# [DATA FOR ANALYSIS]
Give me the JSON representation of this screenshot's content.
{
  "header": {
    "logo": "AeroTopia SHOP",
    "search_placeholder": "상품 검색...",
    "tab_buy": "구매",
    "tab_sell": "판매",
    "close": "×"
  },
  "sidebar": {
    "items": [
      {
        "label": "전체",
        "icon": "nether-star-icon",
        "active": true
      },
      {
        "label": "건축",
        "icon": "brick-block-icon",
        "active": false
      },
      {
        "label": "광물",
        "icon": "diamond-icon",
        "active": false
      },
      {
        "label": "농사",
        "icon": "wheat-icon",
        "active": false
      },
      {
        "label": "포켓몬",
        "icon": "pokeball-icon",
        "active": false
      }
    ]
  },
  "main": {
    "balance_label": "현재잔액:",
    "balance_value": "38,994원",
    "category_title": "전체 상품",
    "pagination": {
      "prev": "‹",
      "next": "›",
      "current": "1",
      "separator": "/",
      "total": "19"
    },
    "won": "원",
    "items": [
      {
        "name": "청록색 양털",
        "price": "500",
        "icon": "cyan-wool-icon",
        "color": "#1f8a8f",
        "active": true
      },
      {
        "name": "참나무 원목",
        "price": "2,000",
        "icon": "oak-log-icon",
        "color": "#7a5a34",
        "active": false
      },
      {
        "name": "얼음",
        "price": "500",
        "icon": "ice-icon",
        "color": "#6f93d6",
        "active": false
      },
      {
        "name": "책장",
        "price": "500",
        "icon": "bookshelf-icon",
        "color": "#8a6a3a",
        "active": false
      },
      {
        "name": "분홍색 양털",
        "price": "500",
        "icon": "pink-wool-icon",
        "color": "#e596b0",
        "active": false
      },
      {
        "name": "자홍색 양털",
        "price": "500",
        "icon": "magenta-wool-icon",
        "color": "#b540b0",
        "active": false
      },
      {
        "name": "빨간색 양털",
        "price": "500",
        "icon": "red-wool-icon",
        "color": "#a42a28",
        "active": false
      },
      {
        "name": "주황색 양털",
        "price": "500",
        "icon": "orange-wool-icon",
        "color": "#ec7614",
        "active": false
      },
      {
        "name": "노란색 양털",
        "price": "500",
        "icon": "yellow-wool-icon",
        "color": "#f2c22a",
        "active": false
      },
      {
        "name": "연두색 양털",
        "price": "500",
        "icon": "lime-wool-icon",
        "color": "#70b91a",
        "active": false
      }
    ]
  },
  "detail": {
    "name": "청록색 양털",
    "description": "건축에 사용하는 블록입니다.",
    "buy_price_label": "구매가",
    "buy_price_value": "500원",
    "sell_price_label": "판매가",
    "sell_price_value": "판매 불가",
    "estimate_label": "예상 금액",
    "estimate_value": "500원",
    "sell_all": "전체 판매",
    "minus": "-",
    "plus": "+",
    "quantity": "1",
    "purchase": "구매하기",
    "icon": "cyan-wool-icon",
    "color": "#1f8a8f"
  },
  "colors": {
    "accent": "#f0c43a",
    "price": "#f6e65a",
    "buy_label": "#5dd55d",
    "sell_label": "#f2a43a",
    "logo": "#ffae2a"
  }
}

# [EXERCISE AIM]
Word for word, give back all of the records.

# [SOLUTION TO THE PROBLEM]
Give me the JSON representation of this screenshot's content.
{
  "header": {
    "logo": "AeroTopia SHOP",
    "search_placeholder": "상품 검색...",
    "tab_buy": "구매",
    "tab_sell": "판매",
    "close": "×"
  },
  "sidebar": {
    "items": [
      {
        "label": "전체",
        "icon": "nether-star-icon",
        "active": true
      },
      {
        "label": "건축",
        "icon": "brick-block-icon",
        "active": false
      },
      {
        "label": "광물",
        "icon": "diamond-icon",
        "active": false
      },
      {
        "label": "농사",
        "icon": "wheat-icon",
        "active": false
      },
      {
        "label": "포켓몬",
        "icon": "pokeball-icon",
        "active": false
      }
    ]
  },
  "main": {
    "balance_label": "현재잔액:",
    "balance_value": "38,994원",
    "category_title": "전체 상품",
    "pagination": {
      "prev": "‹",
      "next": "›",
      "current": "1",
      "separator": "/",
      "total": "19"
    },
    "won": "원",
    "items": [
      {
        "name": "청록색 양털",
        "price": "500",
        "icon": "cyan-wool-icon",
        "color": "#1f8a8f",
        "active": true
      },
      {
        "name": "참나무 원목",
        "price": "2,000",
        "icon": "oak-log-icon",
        "color": "#7a5a34",
        "active": false
      },
      {
        "name": "얼음",
        "price": "500",
        "icon": "ice-icon",
        "color": "#6f93d6",
        "active": false
      },
      {
        "name": "책장",
        "price": "500",
        "icon": "bookshelf-icon",
        "color": "#8a6a3a",
        "active": false
      },
      {
        "name": "분홍색 양털",
        "price": "500",
        "icon": "pink-wool-icon",
        "color": "#e596b0",
        "active": false
      },
      {
        "name": "자홍색 양털",
        "price": "500",
        "icon": "magenta-wool-icon",
        "color": "#b540b0",
        "active": false
      },
      {
        "name": "빨간색 양털",
        "price": "500",
        "icon": "red-wool-icon",
        "color": "#a42a28",
        "active": false
      },
      {
        "name": "주황색 양털",
        "price": "500",
        "icon": "orange-wool-icon",
        "color": "#ec7614",
        "active": false
      },
      {
        "name": "노란색 양털",
        "price": "500",
        "icon": "yellow-wool-icon",
        "color": "#f2c22a",
        "active": false
      },
      {
        "name": "연두색 양털",
        "price": "500",
        "icon": "lime-wool-icon",
        "color": "#70b91a",
        "active": false
      }
    ]
  },
  "detail": {
    "name": "청록색 양털",
    "description": "건축에 사용하는 블록입니다.",
    "buy_price_label": "구매가",
    "buy_price_value": "500원",
    "sell_price_label": "판매가",
    "sell_price_value": "판매 불가",
    "estimate_label": "예상 금액",
    "estimate_value": "500원",
    "sell_all": "전체 판매",
    "minus": "-",
    "plus": "+",
    "quantity": "1",
    "purchase": "구매하기",
    "icon": "cyan-wool-icon",
    "color": "#1f8a8f"
  },
  "colors": {
    "accent": "#f0c43a",
    "price": "#f6e65a",
    "buy_label": "#5dd55d",
    "sell_label": "#f2a43a",
    "logo": "#ffae2a"
  }
}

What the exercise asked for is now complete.